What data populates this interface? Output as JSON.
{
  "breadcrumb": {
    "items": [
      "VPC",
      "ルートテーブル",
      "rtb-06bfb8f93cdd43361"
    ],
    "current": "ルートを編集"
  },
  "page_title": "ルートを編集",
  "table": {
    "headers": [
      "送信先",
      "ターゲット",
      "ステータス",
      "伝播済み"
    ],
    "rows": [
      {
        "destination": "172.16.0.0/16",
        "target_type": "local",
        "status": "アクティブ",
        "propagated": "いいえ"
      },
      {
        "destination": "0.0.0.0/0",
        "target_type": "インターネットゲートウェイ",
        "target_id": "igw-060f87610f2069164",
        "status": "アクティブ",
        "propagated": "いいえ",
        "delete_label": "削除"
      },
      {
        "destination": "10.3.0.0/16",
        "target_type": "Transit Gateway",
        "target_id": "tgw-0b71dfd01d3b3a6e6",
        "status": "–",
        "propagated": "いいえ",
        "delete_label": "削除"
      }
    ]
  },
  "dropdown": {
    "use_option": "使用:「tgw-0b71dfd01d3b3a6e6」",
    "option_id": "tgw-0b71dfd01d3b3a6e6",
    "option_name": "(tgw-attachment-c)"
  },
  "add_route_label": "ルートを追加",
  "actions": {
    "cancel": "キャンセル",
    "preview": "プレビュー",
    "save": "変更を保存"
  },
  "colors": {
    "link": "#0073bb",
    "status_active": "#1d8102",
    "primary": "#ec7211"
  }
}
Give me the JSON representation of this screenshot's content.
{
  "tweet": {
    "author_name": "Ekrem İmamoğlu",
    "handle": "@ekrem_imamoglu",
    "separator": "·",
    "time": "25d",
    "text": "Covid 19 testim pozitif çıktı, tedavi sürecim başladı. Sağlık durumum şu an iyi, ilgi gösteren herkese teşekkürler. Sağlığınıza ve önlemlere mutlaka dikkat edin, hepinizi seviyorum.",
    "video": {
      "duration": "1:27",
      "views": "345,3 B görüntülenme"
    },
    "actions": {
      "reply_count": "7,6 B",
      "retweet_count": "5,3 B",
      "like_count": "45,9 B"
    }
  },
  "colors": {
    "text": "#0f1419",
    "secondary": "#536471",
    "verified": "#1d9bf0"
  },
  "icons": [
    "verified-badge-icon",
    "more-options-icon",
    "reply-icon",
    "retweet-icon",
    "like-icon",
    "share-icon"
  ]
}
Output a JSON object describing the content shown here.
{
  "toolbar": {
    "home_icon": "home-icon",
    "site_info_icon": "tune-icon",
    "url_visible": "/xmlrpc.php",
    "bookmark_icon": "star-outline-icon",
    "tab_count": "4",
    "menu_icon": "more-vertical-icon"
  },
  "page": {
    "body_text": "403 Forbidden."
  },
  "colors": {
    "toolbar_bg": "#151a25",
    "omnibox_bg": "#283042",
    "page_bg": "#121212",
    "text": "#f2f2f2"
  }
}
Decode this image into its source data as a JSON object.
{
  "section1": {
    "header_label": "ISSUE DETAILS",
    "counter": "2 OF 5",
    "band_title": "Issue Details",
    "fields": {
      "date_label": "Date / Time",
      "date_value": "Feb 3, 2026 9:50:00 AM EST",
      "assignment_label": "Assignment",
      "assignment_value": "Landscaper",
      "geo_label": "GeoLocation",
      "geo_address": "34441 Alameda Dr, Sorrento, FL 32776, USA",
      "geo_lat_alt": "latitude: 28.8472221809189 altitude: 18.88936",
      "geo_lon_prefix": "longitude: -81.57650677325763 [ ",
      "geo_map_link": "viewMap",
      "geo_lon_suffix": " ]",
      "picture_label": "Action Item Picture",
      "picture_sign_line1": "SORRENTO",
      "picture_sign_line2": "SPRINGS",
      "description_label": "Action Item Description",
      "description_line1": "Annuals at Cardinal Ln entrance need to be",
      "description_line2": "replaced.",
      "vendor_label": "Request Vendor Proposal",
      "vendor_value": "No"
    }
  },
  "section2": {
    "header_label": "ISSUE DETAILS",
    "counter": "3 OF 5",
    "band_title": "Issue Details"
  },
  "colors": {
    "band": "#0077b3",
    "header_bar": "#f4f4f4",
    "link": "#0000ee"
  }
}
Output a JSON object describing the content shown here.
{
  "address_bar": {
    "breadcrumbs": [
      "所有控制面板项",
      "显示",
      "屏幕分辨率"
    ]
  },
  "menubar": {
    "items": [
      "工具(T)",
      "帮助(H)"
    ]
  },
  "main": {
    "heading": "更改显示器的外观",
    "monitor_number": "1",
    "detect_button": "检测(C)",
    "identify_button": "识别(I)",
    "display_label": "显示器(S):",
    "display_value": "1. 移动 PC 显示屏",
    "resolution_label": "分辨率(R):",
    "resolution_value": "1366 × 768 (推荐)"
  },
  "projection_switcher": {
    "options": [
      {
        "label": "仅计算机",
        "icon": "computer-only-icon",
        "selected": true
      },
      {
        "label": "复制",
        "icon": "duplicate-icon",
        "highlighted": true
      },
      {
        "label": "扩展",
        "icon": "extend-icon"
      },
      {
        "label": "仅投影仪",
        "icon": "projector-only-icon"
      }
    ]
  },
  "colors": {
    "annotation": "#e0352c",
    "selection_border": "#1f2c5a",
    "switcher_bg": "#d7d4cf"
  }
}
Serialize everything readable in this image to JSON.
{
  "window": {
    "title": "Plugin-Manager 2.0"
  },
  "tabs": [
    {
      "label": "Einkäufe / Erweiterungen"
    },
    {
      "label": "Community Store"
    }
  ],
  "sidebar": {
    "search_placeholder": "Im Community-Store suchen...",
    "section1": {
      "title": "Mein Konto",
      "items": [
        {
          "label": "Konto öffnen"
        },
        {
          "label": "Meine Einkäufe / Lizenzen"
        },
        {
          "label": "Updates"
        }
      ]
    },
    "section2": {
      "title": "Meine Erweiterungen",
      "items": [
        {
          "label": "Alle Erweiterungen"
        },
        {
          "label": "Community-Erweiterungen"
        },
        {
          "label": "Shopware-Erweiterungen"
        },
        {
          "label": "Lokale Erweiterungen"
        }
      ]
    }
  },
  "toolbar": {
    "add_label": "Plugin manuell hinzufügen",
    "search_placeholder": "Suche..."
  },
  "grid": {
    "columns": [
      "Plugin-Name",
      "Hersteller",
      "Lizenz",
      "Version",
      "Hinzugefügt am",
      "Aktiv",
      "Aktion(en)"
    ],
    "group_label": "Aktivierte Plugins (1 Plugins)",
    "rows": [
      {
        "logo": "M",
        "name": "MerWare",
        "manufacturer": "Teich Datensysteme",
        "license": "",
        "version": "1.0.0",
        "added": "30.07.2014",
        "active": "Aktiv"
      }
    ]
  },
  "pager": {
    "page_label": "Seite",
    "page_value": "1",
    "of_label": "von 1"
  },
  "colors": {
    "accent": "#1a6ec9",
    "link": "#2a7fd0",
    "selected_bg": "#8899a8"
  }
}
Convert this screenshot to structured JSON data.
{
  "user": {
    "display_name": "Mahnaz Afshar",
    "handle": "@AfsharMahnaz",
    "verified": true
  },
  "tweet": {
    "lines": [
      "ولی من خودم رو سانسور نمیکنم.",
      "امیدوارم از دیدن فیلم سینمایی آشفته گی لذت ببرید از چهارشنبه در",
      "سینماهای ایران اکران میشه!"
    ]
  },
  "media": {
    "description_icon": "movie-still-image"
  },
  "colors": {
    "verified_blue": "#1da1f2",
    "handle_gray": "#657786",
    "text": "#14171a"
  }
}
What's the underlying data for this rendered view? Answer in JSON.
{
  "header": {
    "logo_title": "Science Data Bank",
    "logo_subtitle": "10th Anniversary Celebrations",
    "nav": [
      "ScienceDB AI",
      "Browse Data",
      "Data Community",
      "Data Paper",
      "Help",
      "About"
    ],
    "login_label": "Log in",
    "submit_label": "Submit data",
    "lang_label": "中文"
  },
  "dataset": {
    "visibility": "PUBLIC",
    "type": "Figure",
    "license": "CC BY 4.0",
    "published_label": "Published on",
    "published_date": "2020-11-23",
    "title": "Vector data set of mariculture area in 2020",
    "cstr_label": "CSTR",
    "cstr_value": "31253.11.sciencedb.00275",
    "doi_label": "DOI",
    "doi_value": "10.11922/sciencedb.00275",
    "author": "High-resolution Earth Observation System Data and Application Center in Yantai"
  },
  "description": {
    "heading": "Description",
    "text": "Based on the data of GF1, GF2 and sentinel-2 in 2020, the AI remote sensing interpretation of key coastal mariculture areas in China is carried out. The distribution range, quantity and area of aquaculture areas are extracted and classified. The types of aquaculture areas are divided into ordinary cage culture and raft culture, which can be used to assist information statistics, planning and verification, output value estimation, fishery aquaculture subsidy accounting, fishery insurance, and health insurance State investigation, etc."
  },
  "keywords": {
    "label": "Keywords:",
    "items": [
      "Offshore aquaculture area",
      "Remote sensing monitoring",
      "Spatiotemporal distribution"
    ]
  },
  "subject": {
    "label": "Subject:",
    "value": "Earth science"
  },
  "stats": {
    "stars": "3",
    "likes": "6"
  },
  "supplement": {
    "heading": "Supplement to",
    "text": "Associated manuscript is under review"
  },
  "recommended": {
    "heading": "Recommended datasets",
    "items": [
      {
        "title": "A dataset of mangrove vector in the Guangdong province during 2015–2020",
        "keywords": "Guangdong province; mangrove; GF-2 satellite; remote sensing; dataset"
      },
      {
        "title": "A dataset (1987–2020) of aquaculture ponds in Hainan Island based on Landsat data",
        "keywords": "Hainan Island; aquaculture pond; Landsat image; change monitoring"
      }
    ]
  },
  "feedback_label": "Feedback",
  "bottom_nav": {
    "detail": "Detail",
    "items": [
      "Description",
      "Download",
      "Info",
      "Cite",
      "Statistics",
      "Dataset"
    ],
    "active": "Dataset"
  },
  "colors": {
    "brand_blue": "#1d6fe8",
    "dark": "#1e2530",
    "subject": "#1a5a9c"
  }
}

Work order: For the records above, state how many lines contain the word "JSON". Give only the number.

Response box: 8